Thanks to the directly anti-Catholic words and deeds for the last five years of the present occupant of the See of Peter, delinquencies to which the way was opened by Vatican II, it is less comprehensible than ever that the successors of Archbishop Lefebvre still want to put the Society under Roman control, but in effect they do. Does a Cardinal’s hat appeal? Are they tired of the battle? Are they desperate to be “recognised” by Conciliarists? Can they really think that the Archbishop would have approved of what they are doing? God knows. Howsoever that be, servants of Menzingen are still trying to defend its 20-year slide down from the position of the Archbishop. Here are two recent examples:—
Firstly, to defend Bishop Fellay’s policy of accepting a personal prelature from Rome, a Society priest (http://fsspx.news/en/content/34797) seems to think that such a prelature will guarantee for the Society protection from the modernists in Rome.

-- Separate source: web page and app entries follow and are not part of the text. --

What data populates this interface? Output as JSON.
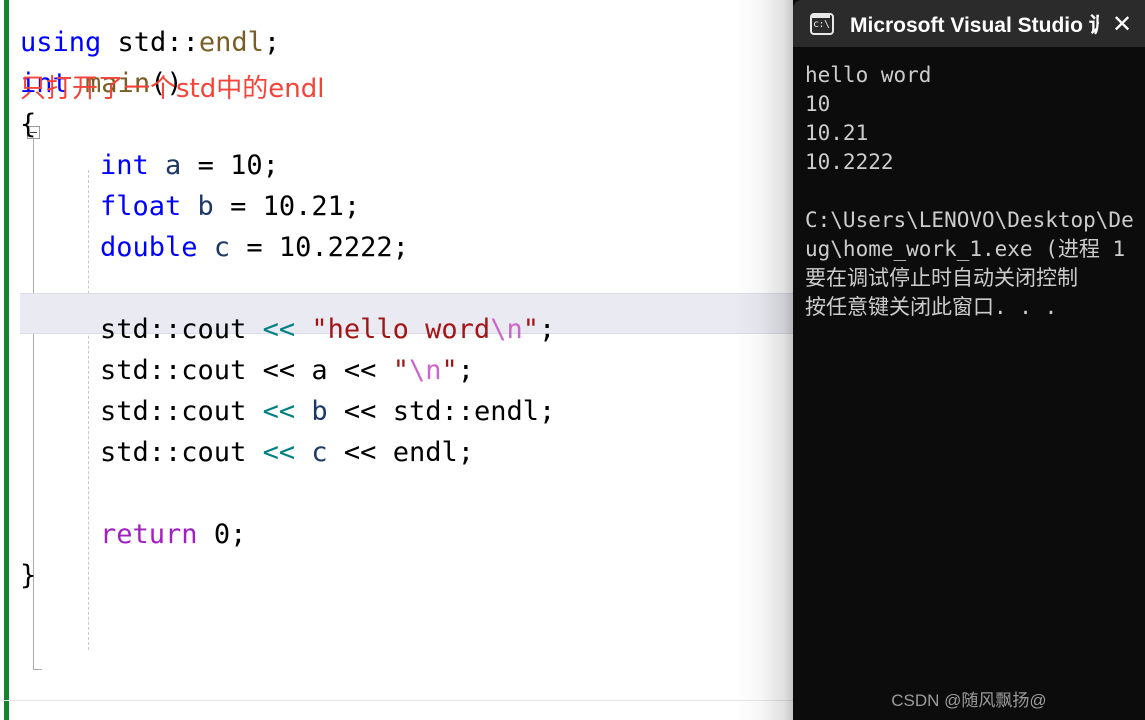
{
  "editor": {
    "name": "code-editor",
    "language": "cpp",
    "gutter": {
      "change_bar_color": "#12862b",
      "fold_marker": "collapse-minus"
    },
    "annotation": {
      "text": "只打开了一个std中的endl",
      "color": "#f4433a"
    },
    "current_line_index": 5,
    "lines": [
      {
        "indent": 0,
        "tokens": [
          {
            "t": "using",
            "c": "kw"
          },
          {
            "t": " ",
            "c": "plain"
          },
          {
            "t": "std",
            "c": "plain"
          },
          {
            "t": "::",
            "c": "plain"
          },
          {
            "t": "endl",
            "c": "fn"
          },
          {
            "t": ";",
            "c": "plain"
          }
        ]
      },
      {
        "indent": 0,
        "tokens": [
          {
            "t": "int",
            "c": "kw"
          },
          {
            "t": " ",
            "c": "plain"
          },
          {
            "t": "main",
            "c": "fn"
          },
          {
            "t": "()",
            "c": "plain"
          }
        ]
      },
      {
        "indent": 0,
        "tokens": [
          {
            "t": "{",
            "c": "plain"
          }
        ]
      },
      {
        "indent": 1,
        "tokens": [
          {
            "t": "int",
            "c": "kw"
          },
          {
            "t": " ",
            "c": "plain"
          },
          {
            "t": "a",
            "c": "var"
          },
          {
            "t": " = ",
            "c": "plain"
          },
          {
            "t": "10",
            "c": "num"
          },
          {
            "t": ";",
            "c": "plain"
          }
        ]
      },
      {
        "indent": 1,
        "tokens": [
          {
            "t": "float",
            "c": "kw"
          },
          {
            "t": " ",
            "c": "plain"
          },
          {
            "t": "b",
            "c": "var"
          },
          {
            "t": " = ",
            "c": "plain"
          },
          {
            "t": "10.21",
            "c": "num"
          },
          {
            "t": ";",
            "c": "plain"
          }
        ]
      },
      {
        "indent": 1,
        "tokens": [
          {
            "t": "double",
            "c": "kw"
          },
          {
            "t": " ",
            "c": "plain"
          },
          {
            "t": "c",
            "c": "var"
          },
          {
            "t": " = ",
            "c": "plain"
          },
          {
            "t": "10.2222",
            "c": "num"
          },
          {
            "t": ";",
            "c": "plain"
          }
        ]
      },
      {
        "indent": 1,
        "tokens": []
      },
      {
        "indent": 1,
        "tokens": [
          {
            "t": "std",
            "c": "plain"
          },
          {
            "t": "::",
            "c": "plain"
          },
          {
            "t": "cout",
            "c": "plain"
          },
          {
            "t": " ",
            "c": "plain"
          },
          {
            "t": "<<",
            "c": "op"
          },
          {
            "t": " ",
            "c": "plain"
          },
          {
            "t": "\"hello word",
            "c": "str"
          },
          {
            "t": "\\n",
            "c": "esc"
          },
          {
            "t": "\"",
            "c": "str"
          },
          {
            "t": ";",
            "c": "plain"
          }
        ]
      },
      {
        "indent": 1,
        "tokens": [
          {
            "t": "std",
            "c": "plain"
          },
          {
            "t": "::",
            "c": "plain"
          },
          {
            "t": "cout",
            "c": "plain"
          },
          {
            "t": " ",
            "c": "plain"
          },
          {
            "t": "<<",
            "c": "plain"
          },
          {
            "t": " ",
            "c": "plain"
          },
          {
            "t": "a",
            "c": "plain"
          },
          {
            "t": " ",
            "c": "plain"
          },
          {
            "t": "<<",
            "c": "plain"
          },
          {
            "t": " ",
            "c": "plain"
          },
          {
            "t": "\"",
            "c": "str"
          },
          {
            "t": "\\n",
            "c": "esc"
          },
          {
            "t": "\"",
            "c": "str"
          },
          {
            "t": ";",
            "c": "plain"
          }
        ]
      },
      {
        "indent": 1,
        "tokens": [
          {
            "t": "std",
            "c": "plain"
          },
          {
            "t": "::",
            "c": "plain"
          },
          {
            "t": "cout",
            "c": "plain"
          },
          {
            "t": " ",
            "c": "plain"
          },
          {
            "t": "<<",
            "c": "op"
          },
          {
            "t": " ",
            "c": "plain"
          },
          {
            "t": "b",
            "c": "var"
          },
          {
            "t": " ",
            "c": "plain"
          },
          {
            "t": "<<",
            "c": "plain"
          },
          {
            "t": " ",
            "c": "plain"
          },
          {
            "t": "std::endl",
            "c": "plain"
          },
          {
            "t": ";",
            "c": "plain"
          }
        ]
      },
      {
        "indent": 1,
        "tokens": [
          {
            "t": "std",
            "c": "plain"
          },
          {
            "t": "::",
            "c": "plain"
          },
          {
            "t": "cout",
            "c": "plain"
          },
          {
            "t": " ",
            "c": "plain"
          },
          {
            "t": "<<",
            "c": "op"
          },
          {
            "t": " ",
            "c": "plain"
          },
          {
            "t": "c",
            "c": "var"
          },
          {
            "t": " ",
            "c": "plain"
          },
          {
            "t": "<<",
            "c": "plain"
          },
          {
            "t": " ",
            "c": "plain"
          },
          {
            "t": "endl",
            "c": "plain"
          },
          {
            "t": ";",
            "c": "plain"
          }
        ]
      },
      {
        "indent": 1,
        "tokens": []
      },
      {
        "indent": 1,
        "tokens": [
          {
            "t": "return",
            "c": "ctl"
          },
          {
            "t": " ",
            "c": "plain"
          },
          {
            "t": "0",
            "c": "num"
          },
          {
            "t": ";",
            "c": "plain"
          }
        ]
      },
      {
        "indent": 0,
        "tokens": [
          {
            "t": "}",
            "c": "plain"
          }
        ]
      }
    ]
  },
  "console": {
    "title": "Microsoft Visual Studio 调试控",
    "icon": "console-cmd-icon",
    "close_label": "✕",
    "output_lines": [
      "hello word",
      "10",
      "10.21",
      "10.2222",
      "",
      "C:\\Users\\LENOVO\\Desktop\\De",
      "ug\\home_work_1.exe (进程 1",
      "要在调试停止时自动关闭控制",
      "按任意键关闭此窗口. . ."
    ],
    "watermark": "CSDN @随风飘扬@"
  }
}
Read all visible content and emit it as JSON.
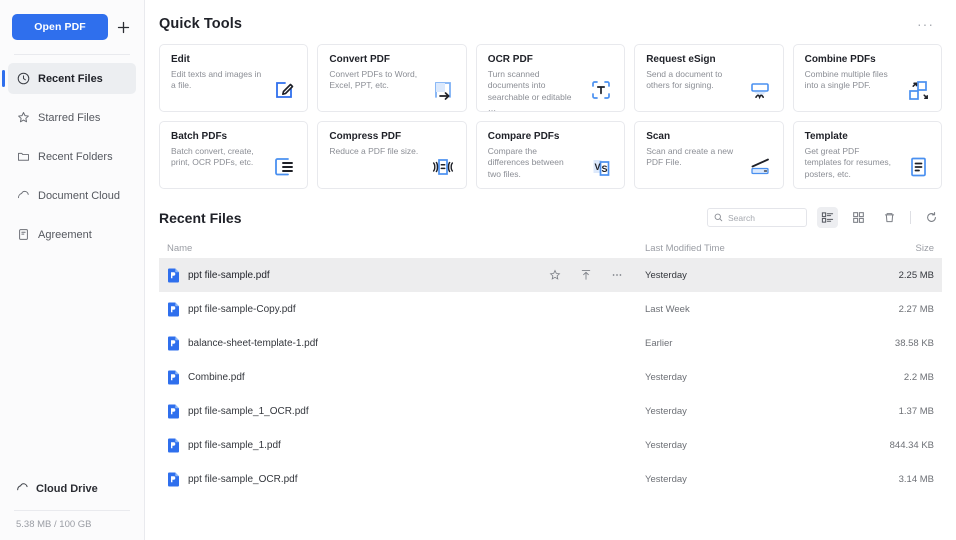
{
  "sidebar": {
    "open_pdf_label": "Open PDF",
    "add_icon": "plus-icon",
    "items": [
      {
        "label": "Recent Files",
        "icon": "clock-icon",
        "active": true
      },
      {
        "label": "Starred Files",
        "icon": "star-icon",
        "active": false
      },
      {
        "label": "Recent Folders",
        "icon": "folder-icon",
        "active": false
      },
      {
        "label": "Document Cloud",
        "icon": "cloud-icon",
        "active": false
      },
      {
        "label": "Agreement",
        "icon": "document-icon",
        "active": false
      }
    ],
    "cloud_drive_label": "Cloud Drive",
    "cloud_drive_icon": "cloud-icon",
    "storage_text": "5.38 MB / 100 GB"
  },
  "quick_tools": {
    "title": "Quick Tools",
    "more_menu": "···",
    "cards": [
      {
        "name": "Edit",
        "desc": "Edit texts and images in a file.",
        "icon": "edit-pencil-icon"
      },
      {
        "name": "Convert PDF",
        "desc": "Convert PDFs to Word, Excel, PPT, etc.",
        "icon": "convert-arrow-icon"
      },
      {
        "name": "OCR PDF",
        "desc": "Turn scanned documents into searchable or editable …",
        "icon": "ocr-text-icon"
      },
      {
        "name": "Request eSign",
        "desc": "Send a document to others for signing.",
        "icon": "esign-signature-icon"
      },
      {
        "name": "Combine PDFs",
        "desc": "Combine multiple files into a single PDF.",
        "icon": "combine-squares-icon"
      },
      {
        "name": "Batch PDFs",
        "desc": "Batch convert, create, print, OCR PDFs, etc.",
        "icon": "batch-pages-icon"
      },
      {
        "name": "Compress PDF",
        "desc": "Reduce a PDF file size.",
        "icon": "compress-icon"
      },
      {
        "name": "Compare PDFs",
        "desc": "Compare the differences between two files.",
        "icon": "compare-vs-icon"
      },
      {
        "name": "Scan",
        "desc": "Scan and create a new PDF File.",
        "icon": "scanner-icon"
      },
      {
        "name": "Template",
        "desc": "Get great PDF templates for resumes, posters, etc.",
        "icon": "template-icon"
      }
    ]
  },
  "recent_files": {
    "title": "Recent Files",
    "search": {
      "placeholder": "Search",
      "value": "",
      "icon": "search-icon"
    },
    "view_buttons": [
      {
        "name": "list-view",
        "icon": "list-view-icon",
        "active": true
      },
      {
        "name": "grid-view",
        "icon": "grid-view-icon",
        "active": false
      },
      {
        "name": "trash",
        "icon": "trash-icon",
        "active": false
      }
    ],
    "refresh_icon": "refresh-icon",
    "columns": {
      "name": "Name",
      "date": "Last Modified Time",
      "size": "Size"
    },
    "row_actions": [
      {
        "name": "star-icon"
      },
      {
        "name": "upload-icon"
      },
      {
        "name": "more-icon"
      }
    ],
    "rows": [
      {
        "name": "ppt file-sample.pdf",
        "date": "Yesterday",
        "size": "2.25 MB",
        "selected": true
      },
      {
        "name": "ppt file-sample-Copy.pdf",
        "date": "Last Week",
        "size": "2.27 MB",
        "selected": false
      },
      {
        "name": "balance-sheet-template-1.pdf",
        "date": "Earlier",
        "size": "38.58 KB",
        "selected": false
      },
      {
        "name": "Combine.pdf",
        "date": "Yesterday",
        "size": "2.2 MB",
        "selected": false
      },
      {
        "name": "ppt file-sample_1_OCR.pdf",
        "date": "Yesterday",
        "size": "1.37 MB",
        "selected": false
      },
      {
        "name": "ppt file-sample_1.pdf",
        "date": "Yesterday",
        "size": "844.34 KB",
        "selected": false
      },
      {
        "name": "ppt file-sample_OCR.pdf",
        "date": "Yesterday",
        "size": "3.14 MB",
        "selected": false
      }
    ]
  },
  "colors": {
    "accent": "#2f6fed",
    "pdf_icon": "#2f6fed",
    "selected_row": "#ededee",
    "text_primary": "#1f2128",
    "text_muted": "#8b8e95"
  }
}
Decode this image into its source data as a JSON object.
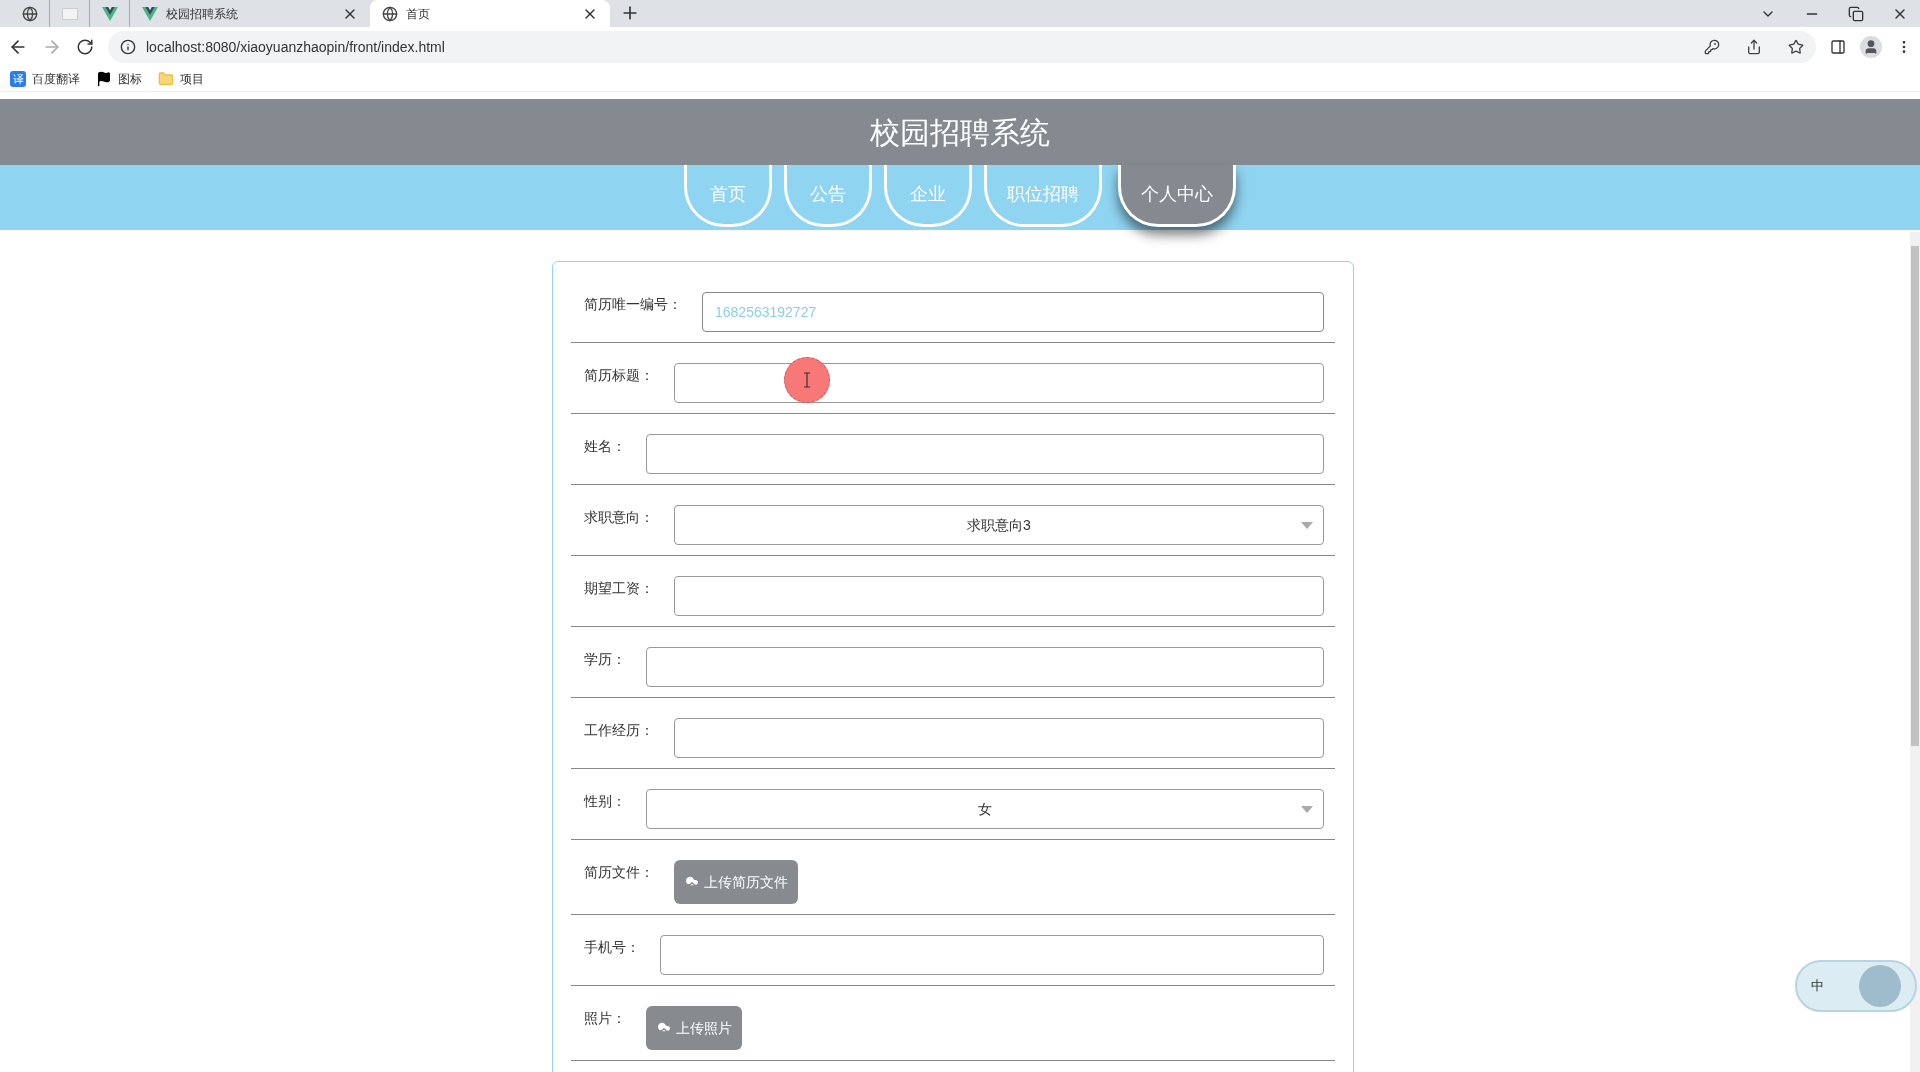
{
  "browser": {
    "tabs": [
      {
        "kind": "pinned",
        "selected": false
      },
      {
        "kind": "pinned",
        "selected": false
      },
      {
        "kind": "pinned",
        "selected": false
      },
      {
        "kind": "tab",
        "title": "校园招聘系统",
        "selected": false
      },
      {
        "kind": "tab",
        "title": "首页",
        "selected": true
      }
    ],
    "url": "localhost:8080/xiaoyuanzhaopin/front/index.html",
    "bookmarks": [
      {
        "badge": "译",
        "label": "百度翻译"
      },
      {
        "label": "图标"
      },
      {
        "label": "项目"
      }
    ]
  },
  "header": {
    "title": "校园招聘系统"
  },
  "nav": [
    {
      "label": "首页",
      "selected": false
    },
    {
      "label": "公告",
      "selected": false
    },
    {
      "label": "企业",
      "selected": false
    },
    {
      "label": "职位招聘",
      "selected": false
    },
    {
      "label": "个人中心",
      "selected": true
    }
  ],
  "form": [
    {
      "kind": "text",
      "label": "简历唯一编号：",
      "value": "1682563192727",
      "readonly": true
    },
    {
      "kind": "text",
      "label": "简历标题："
    },
    {
      "kind": "text",
      "label": "姓名："
    },
    {
      "kind": "select",
      "label": "求职意向：",
      "value": "求职意向3"
    },
    {
      "kind": "text",
      "label": "期望工资："
    },
    {
      "kind": "text",
      "label": "学历："
    },
    {
      "kind": "text",
      "label": "工作经历："
    },
    {
      "kind": "select",
      "label": "性别：",
      "value": "女"
    },
    {
      "kind": "upload",
      "label": "简历文件：",
      "button": "上传简历文件"
    },
    {
      "kind": "text",
      "label": "手机号："
    },
    {
      "kind": "upload",
      "label": "照片：",
      "button": "上传照片"
    }
  ],
  "ime": {
    "label": "中"
  }
}
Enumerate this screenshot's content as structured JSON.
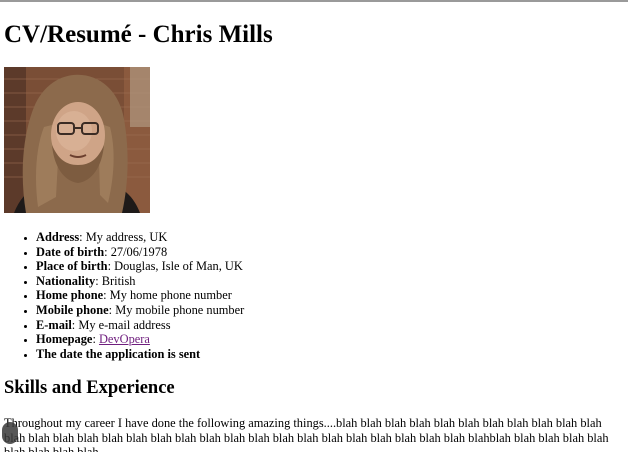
{
  "page": {
    "title": "CV/Resumé - Chris Mills"
  },
  "photo": {
    "alt": "Photo of Chris Mills"
  },
  "details": [
    {
      "label": "Address",
      "sep": ": ",
      "value": "My address, UK"
    },
    {
      "label": "Date of birth",
      "sep": ": ",
      "value": "27/06/1978"
    },
    {
      "label": "Place of birth",
      "sep": ": ",
      "value": "Douglas, Isle of Man, UK"
    },
    {
      "label": "Nationality",
      "sep": ": ",
      "value": "British"
    },
    {
      "label": "Home phone",
      "sep": ": ",
      "value": "My home phone number"
    },
    {
      "label": "Mobile phone",
      "sep": ": ",
      "value": "My mobile phone number"
    },
    {
      "label": "E-mail",
      "sep": ": ",
      "value": "My e-mail address"
    },
    {
      "label": "Homepage",
      "sep": ": ",
      "link": "DevOpera"
    },
    {
      "label": "The date the application is sent"
    }
  ],
  "skills": {
    "heading": "Skills and Experience",
    "text": "Throughout my career I have done the following amazing things....blah blah blah blah blah blah blah blah blah blah blah blah blah blah blah blah blah blah blah blah blah blah blah blah blah blah blah blah blah blah blahblah blah blah blah blah blah blah blah blah"
  },
  "colors": {
    "link": "#6f1e7e",
    "top_border": "#9a9a9a"
  }
}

But will Rome be in control of the prelature or not? If it is in control, it may take its time, as it did with St Peter’s Fraternity, but it will use its control slowly to strangle Tradition within the prelature. To think otherwise is simply not to have understood who these Romans are. “Only Saints believe in evil,” said Gustavo Corçao. As for the Archbishop, he called these Romans “antichrists.” And if the prelature does not put them in control, they will never grant it in the first place.
And secondly, this priest attempts to discredit adversaries of the prelature by claiming that they say that the Archbishop changed his principles when he refused the Protocol of May, 1988. The claim is groundless. As the priest himself says, the Archbishop’s change was merely prudential, following on the definitive demonstration just given by the Romans in the Protocol negotiations that they had no intention of looking after Tradition, such as the Society and the Archbishop understood Tradition. For as long as the Romans gave any sign of genuine concern for Tradition, the Archbishop was patient, and he went as far as he could to meet them (in fact further in the Protocol than he should have done, as he once admitted later). But once they had made it clear that in reality they had no such concern, then the Archbishop was inexorable – from then on doctrine would take the place of diplomacy, and the Romans would first have to prove that they were on the same doctrinal page as Catholic Tradition. That was on the Archbishop’s part no change of principles, but merely the final recognition that the Romans were set upon dechristianising, and not on rechristianising, as he wrote a month later to Cardinal Ratzinger.
Likewise the Catholic Family News blog of November last year serves Menzingen. The blog is intelligent, speculating that Rome’s real bait-and-trap to catch the Society is not aimed at the Society’s wholesale surrender, but at its piecemeal division and disintegration (actually, Rome is achieving both). Thus Rome makes repeated enticing offers, each of which divides Society priests so that some break away, while Menzingen gets up its hopes, only to see them dashed by another impossible demand of Rome. And the game will go on until the Society is completely undone. Therefore, concludes CFN, the Society must remain united at all costs and no Society priest must defect.
But, dear CFN, how did the Archbishop build up the Society in the first place? Certainly he too suffered from divisions and defections under him. Did he nevertheless build by crying for unity, unity, unity? That was the great argument of Rome against the Archbishop! His own great argument was the Faith, the Truth, the Faith. To plead as you do for the Society’s unity behind pro-Rome Menzingen is to plead for the Society’s destruction! Unity is always specified by that around which one is to unite. Under the Archbishop it was around Catholic Truth, the whole strength of the Society. Since 2012 it is around Menzingen, presently the division and ruin of the Society.
Take heart, dear readers. “The truth is mighty and will prevail,” with or without the Society of St Pius X.